The concept of vertical integration--to enable franchises to include operational responsibility for track--has also found recent support. However, this would reduce the autonomy of franchisees and undermine the current and proposed franchises. It would complicate the role of the Rail Regulator and might result in the promotion of regional interests ahead of the delivery of a national strategy for a renaissance of our railways. It is not clear how vertical integration of passenger franchises would help cross-franchise operators such as freight.
I share the conviction of my hon. Friend the Member for Carlisle that mistakes were made in the privatisation process. Indeed, since Hatfield the architects of that process have admitted that they got it wrong. The right hon. Member for Bromley and Chislehurst came pretty close to admitting it today. But after years of fragmentation and instability, the answer is not yet more upheaval. What we now need is evolution rather than revolution.
The Government believe that the major changes proposed today to Railtrack's ownership, operation and accountability are not necessary to ensure that the company meets its public service obligations. We have appointed a tough Rail Regulator to ensure that Railtrack delivers on its licence requirements and does not abuse its monopoly position.
We are not keen to implement options that entail reorganisation, upheaval and the loss of management focus and strategic direction, or increase the Government's costs as a result of compliance with market rules governing share acquisitions--knowledge of our intention to acquire Railtrack stock would drive up the company's share price. Instead, the Government have decided that the time is better spent putting in place the new coherent industry arrangements contained in the Transport Act 2000 and that the money is better spent as part of the £60 billion provided for in our 10-year plan for transport, published last July.
The Prime Minister made it clear last month that the only way to cure the problems on the railway is through proper strategic control and urgently needed investment. We have created the Strategic Rail Authority to tackle fragmentation and to provide strategic leadership. We are working hard to correct decades of underinvestment through our 10-year plan.
The Government's interest is to ensure that Railtrack implements the national track recovery plan as it has promised, following the disruption from gauge corner cracking, and that it invests in a safer, punctual and efficient railway, backed by the massive investment programme in the 10-year plan.

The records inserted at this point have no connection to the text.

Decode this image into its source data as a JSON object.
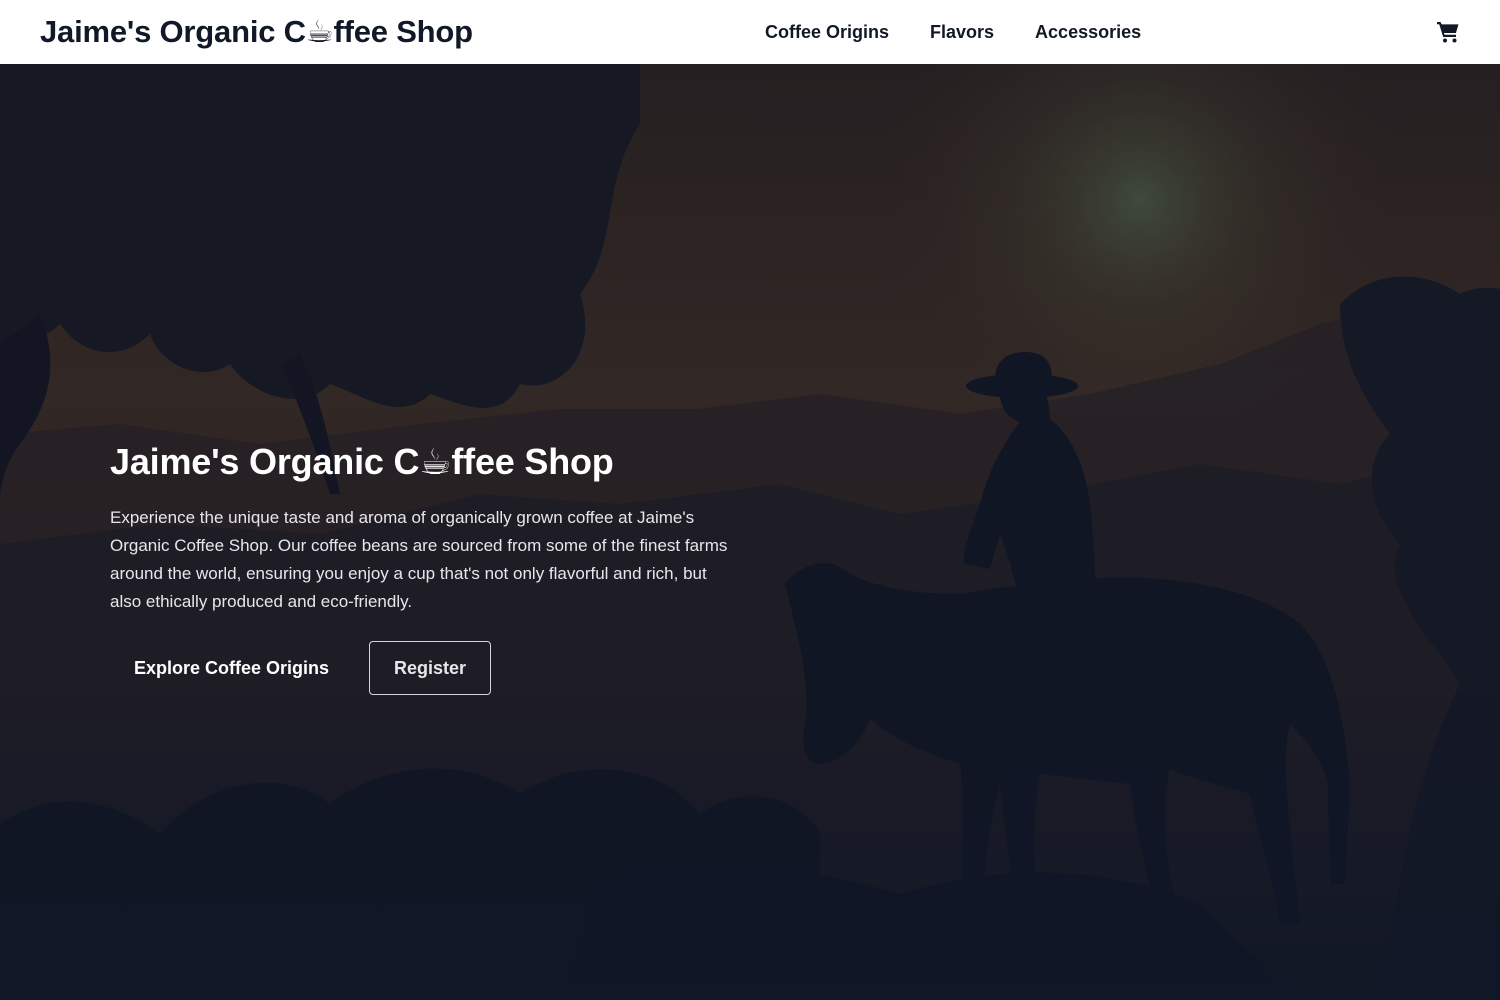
{
  "header": {
    "brand_prefix": "Jaime's Organic C",
    "brand_cup": "☕",
    "brand_suffix": "ffee Shop",
    "nav": [
      {
        "label": "Coffee Origins"
      },
      {
        "label": "Flavors"
      },
      {
        "label": "Accessories"
      }
    ],
    "cart_icon": "shopping-cart-icon"
  },
  "hero": {
    "title_prefix": "Jaime's Organic C",
    "title_cup": "☕",
    "title_suffix": "ffee Shop",
    "description": "Experience the unique taste and aroma of organically grown coffee at Jaime's Organic Coffee Shop. Our coffee beans are sourced from some of the finest farms around the world, ensuring you enjoy a cup that's not only flavorful and rich, but also ethically produced and eco-friendly.",
    "primary_cta": "Explore Coffee Origins",
    "secondary_cta": "Register",
    "background_image": "horseman-silhouette-in-forest"
  },
  "colors": {
    "header_bg": "#ffffff",
    "text_dark": "#111827",
    "hero_text": "#ffffff",
    "hero_bg": "#111827"
  }
}
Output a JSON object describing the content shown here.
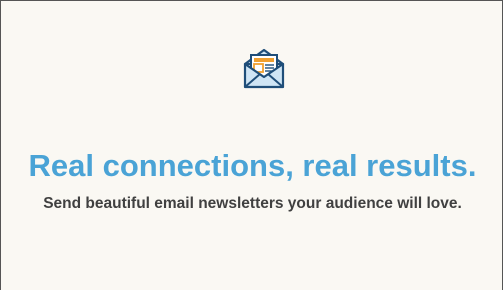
{
  "hero": {
    "icon": "open-envelope-newsletter-icon",
    "headline": "Real connections, real results.",
    "subheadline": "Send beautiful email newsletters your audience will love.",
    "colors": {
      "background": "#faf8f3",
      "headline": "#4aa3d6",
      "subheadline": "#404040",
      "icon_stroke": "#1f4e79",
      "icon_fill": "#cfe5f5",
      "icon_accent": "#f0a030"
    }
  }
}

The issues proposed for review by my hon. Friend the Member for Carlisle have already been covered by a recently undertaken parliamentary inquiry--that of the Select Committee on the Environment, Transport and Regional Affairs into rail investment--to which my noble Friend the Minister for Transport gave oral evidence on